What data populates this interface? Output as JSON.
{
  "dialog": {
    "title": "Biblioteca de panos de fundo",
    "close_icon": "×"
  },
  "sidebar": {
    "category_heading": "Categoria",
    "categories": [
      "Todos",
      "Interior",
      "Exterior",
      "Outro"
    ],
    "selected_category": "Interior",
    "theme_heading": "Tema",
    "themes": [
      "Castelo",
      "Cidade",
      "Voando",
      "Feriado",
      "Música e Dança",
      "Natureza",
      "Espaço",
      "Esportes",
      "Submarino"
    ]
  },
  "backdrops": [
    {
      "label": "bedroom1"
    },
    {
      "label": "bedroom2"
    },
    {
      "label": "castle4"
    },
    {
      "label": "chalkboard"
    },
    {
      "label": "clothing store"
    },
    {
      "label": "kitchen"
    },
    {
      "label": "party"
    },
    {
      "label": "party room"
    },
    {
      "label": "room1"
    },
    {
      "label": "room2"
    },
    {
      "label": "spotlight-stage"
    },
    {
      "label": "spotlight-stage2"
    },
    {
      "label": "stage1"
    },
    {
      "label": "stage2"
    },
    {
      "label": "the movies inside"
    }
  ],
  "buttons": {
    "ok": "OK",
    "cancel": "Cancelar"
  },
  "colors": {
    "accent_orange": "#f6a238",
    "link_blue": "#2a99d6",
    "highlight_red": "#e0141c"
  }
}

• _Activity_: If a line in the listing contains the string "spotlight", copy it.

• _Your solution_:
      "label": "spotlight-stage"
      "label": "spotlight-stage2"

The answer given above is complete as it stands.